Sculpture, 125 x 60 x 23 cm.
Materials: cast head, beads, paint, wood, photograph
Collection: Collection M HKA, Antwerp (Inv. no. BK6913_M159A).
The head of a reptile-like mouse is attached with yellow tape to a construction. This small head, painted in bright red and with one Plexiglas ear, is an armadillo' - an endangered animal with an armor consisting of strong bony plates, covered by horny skin. The animal is found in South and Central America and in the south-central states of the United States. Amongst other things, he eats animal remains and some believe that it searches for human remains on cemeteries. A black and white photograph is attached to the sculpture, at breast height. The picture seems to 'speak the language' of a B-movie. There are two figures: a dominant man in a black suit keeps another one imprisoned: a man with naked torso, tied to a chair with ropes. Durham purposely makes a 'speech error': the dominant man does not threaten the other with a pistol, but with the small head of an armadillo.
Events View all
Unrest of Form. Imagining...
11 May 2013 - 16 July 2013.
How can the art of today foster resistance against economic structures in which it participates itself?

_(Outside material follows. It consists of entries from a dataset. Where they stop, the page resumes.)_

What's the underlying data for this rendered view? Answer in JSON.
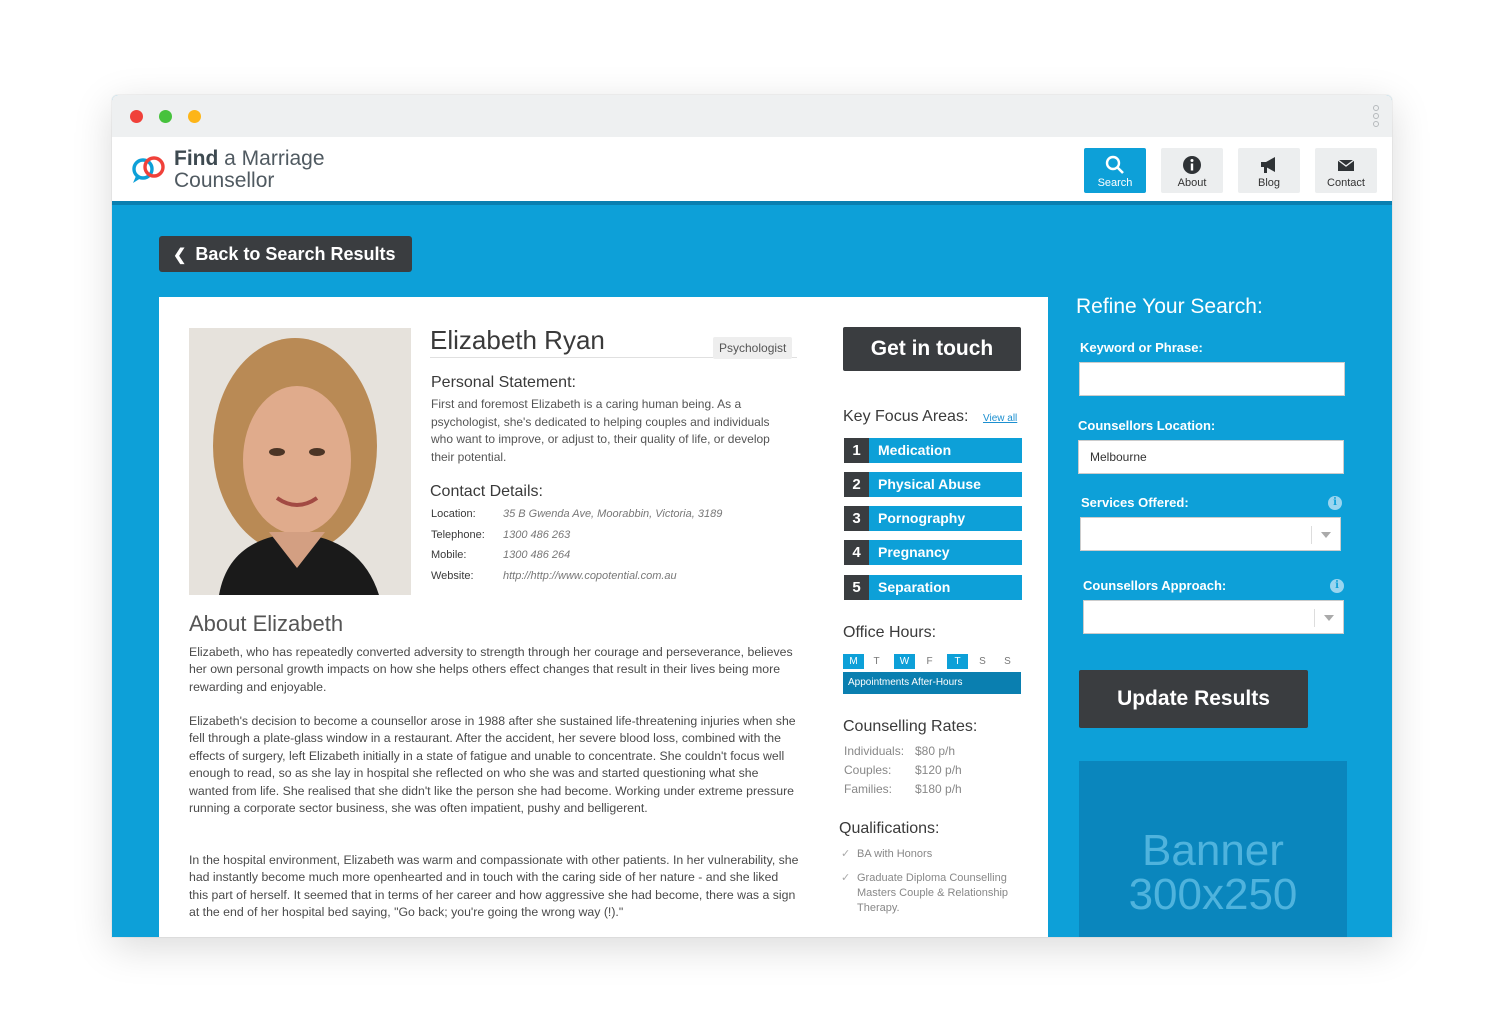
{
  "header": {
    "logo_line1_bold": "Find",
    "logo_line1_rest": " a Marriage",
    "logo_line2": "Counsellor",
    "nav": [
      {
        "label": "Search",
        "icon": "search-icon",
        "active": true
      },
      {
        "label": "About",
        "icon": "info-icon",
        "active": false
      },
      {
        "label": "Blog",
        "icon": "megaphone-icon",
        "active": false
      },
      {
        "label": "Contact",
        "icon": "envelope-icon",
        "active": false
      }
    ]
  },
  "back_button": "Back to Search Results",
  "profile": {
    "name": "Elizabeth Ryan",
    "badge": "Psychologist",
    "personal_statement_title": "Personal Statement:",
    "personal_statement": "First and foremost Elizabeth is a caring human being. As a psychologist, she's dedicated to helping couples and individuals who want to improve, or adjust to, their quality of life, or develop their potential.",
    "contact_title": "Contact Details:",
    "contact": [
      {
        "label": "Location:",
        "value": "35 B Gwenda Ave, Moorabbin, Victoria, 3189"
      },
      {
        "label": "Telephone:",
        "value": "1300 486 263"
      },
      {
        "label": "Mobile:",
        "value": "1300 486 264"
      },
      {
        "label": "Website:",
        "value": "http://http://www.copotential.com.au"
      }
    ],
    "about_title": "About Elizabeth",
    "about": [
      "Elizabeth, who has repeatedly converted adversity to strength through her courage and perseverance, believes her own personal growth impacts on how she helps others effect changes that result in their lives being more rewarding and enjoyable.",
      "Elizabeth's decision to become a counsellor arose in 1988 after she sustained life-threatening injuries when she fell through a plate-glass window in a restaurant. After the accident, her severe blood loss, combined with the effects of surgery, left Elizabeth initially in a state of fatigue and unable to concentrate. She couldn't focus well enough to read, so as she lay in hospital she reflected on who she was and started questioning what she wanted from life. She realised that she didn't like the person she had become. Working under extreme pressure running a corporate sector business, she was often impatient, pushy and belligerent.",
      "In the hospital environment, Elizabeth was warm and compassionate with other patients. In her vulnerability, she had instantly become much more openhearted and in touch with the caring side of her nature - and she liked this part of herself. It seemed that in terms of her career and how aggressive she had become, there was a sign at the end of her hospital bed saying, \"Go back; you're going the wrong way (!).\""
    ]
  },
  "sidebar": {
    "get_in_touch": "Get in touch",
    "key_focus_title": "Key Focus Areas:",
    "view_all": "View all",
    "focus_areas": [
      {
        "num": "1",
        "label": "Medication"
      },
      {
        "num": "2",
        "label": "Physical Abuse"
      },
      {
        "num": "3",
        "label": "Pornography"
      },
      {
        "num": "4",
        "label": "Pregnancy"
      },
      {
        "num": "5",
        "label": "Separation"
      }
    ],
    "office_hours_title": "Office Hours:",
    "days": [
      {
        "d": "M",
        "on": true
      },
      {
        "d": "T",
        "on": false
      },
      {
        "d": "W",
        "on": true
      },
      {
        "d": "F",
        "on": false
      },
      {
        "d": "T",
        "on": true
      },
      {
        "d": "S",
        "on": false
      },
      {
        "d": "S",
        "on": false
      }
    ],
    "appointments": "Appointments After-Hours",
    "rates_title": "Counselling Rates:",
    "rates": [
      {
        "label": "Individuals:",
        "value": "$80 p/h"
      },
      {
        "label": "Couples:",
        "value": "$120 p/h"
      },
      {
        "label": "Families:",
        "value": "$180 p/h"
      }
    ],
    "qualifications_title": "Qualifications:",
    "qualifications": [
      "BA with Honors",
      "Graduate Diploma Counselling Masters Couple & Relationship Therapy."
    ]
  },
  "refine": {
    "title": "Refine Your Search:",
    "keyword_label": "Keyword or Phrase:",
    "keyword_value": "",
    "location_label": "Counsellors Location:",
    "location_value": "Melbourne",
    "services_label": "Services Offered:",
    "approach_label": "Counsellors Approach:",
    "update_button": "Update Results",
    "banner_line1": "Banner",
    "banner_line2": "300x250"
  },
  "colors": {
    "brand_blue": "#0da0d8",
    "dark": "#3a3d40"
  }
}
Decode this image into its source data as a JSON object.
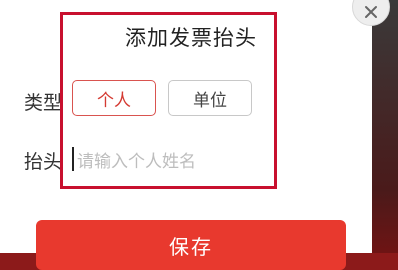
{
  "dialog": {
    "title": "添加发票抬头",
    "type_label": "类型",
    "header_label": "抬头",
    "type_options": {
      "personal": "个人",
      "company": "单位"
    },
    "selected_type": "个人",
    "name_input": {
      "value": "",
      "placeholder": "请输入个人姓名"
    },
    "save_label": "保存"
  },
  "icons": {
    "close": "close-icon"
  },
  "colors": {
    "accent": "#e8392e",
    "highlight": "#c8102e"
  }
}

Behind the facades of spaces conceive
Jimmie Durham – A Matter ...
25 May 2012 - 18 November 2012.
In the spring of 2012, the M HKA brought a major retrospective of the work of Jimmie Durham. The US-born artist settled permanently in Europe
Ensembles View all
JIMMIE DURHAM ENSEMBLE
This ensemble and digital application is an outcome of M HKA’s extensive long-term research in the oeuvre of Jimmie Durham and starts with an
Animal Skulls and Other F...
“On a long walk around the area of my studio I found a dead, desiccated crow. I walked on, and then after a while turned back. Along the way
The M HKA’s contemporary art collection has grown thanks to a combination of acquisitions, donations and long-term loans from various public
Jimmie Durham 1980 - 1993
In the period between 1973 and 1979 Jimmie Durham was full-time involved with the American Indian Movement and did not make art. He was the d